By tapping into quality reinforcement, product and brand diversification, and understanding of the trade regulations, Indonesia could boost its export to Australia. This was part of a discussion in a forum on “Understanding the Australian Business Environment” jointly hosted by the Indonesian Employers Association (APINDO) and the Indonesia-Australia Comprehensive Economic Partnership Agreement (IA-CEPA) ECP Katalis in Jakarta on Tuesday, May 31st, 2022.
“Being a multisectoral employers association, APINDO supports the IA-CEPA as a comprehensive agreement that covers all relevant issues beyond trade and investment and exceeding standard features of any other FTAs. The IA-CEPA is expected to be a new platform towards an economic partnership reflecting both countries’ competitiveness,” said Eddy Hussy, APINDO’s General Secretary. “The implementation phase is at the corner. It is now time to optimise the benefits of the IA-CEPA.”
APINDO is urging Indonesian businesses to tap into the benefits provided by the IA-CEPA benefits through expertise and support of Katalis, an Indonesian and Australian government-backed business development program, which go beyond honing business strategies and better understanding of the regulatory environment.
“Katalis believes that greater market access, better integrated markets between Indonesia and Australia, and improved skills to drive recovery will lead to inclusive economic growth.
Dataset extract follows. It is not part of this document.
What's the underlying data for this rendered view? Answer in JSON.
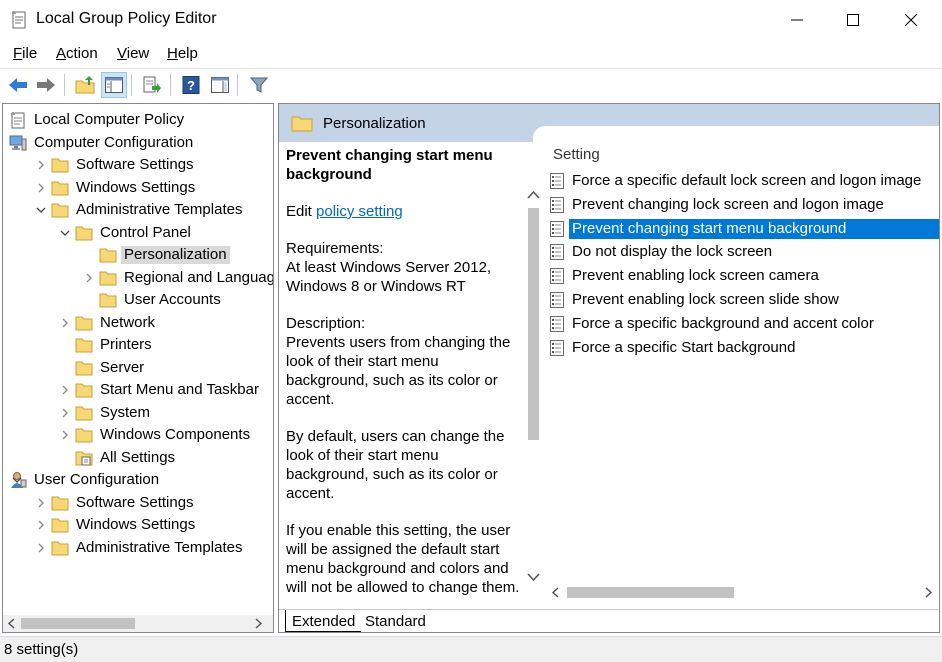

We work by identifying and developing new market opportunities, as well as providing support for bilateral business partnerships in priority sectors, such as agriculture, green energy, digital economy, health, and skills to support post-pandemic economic recovery,” explained Paul Bartlett, Director of Indonesia-Australia Comprehensive Economic Partnership Agreement (IA-CEPA) ECP Katalis.
Among the support provided by Katalis are regulatory/policy analysis and advocacy, market research, supply chain analysis, feasibility study, entry market strategy, industrial training and capacity building, skills exchange, needs-driven course development, and many more.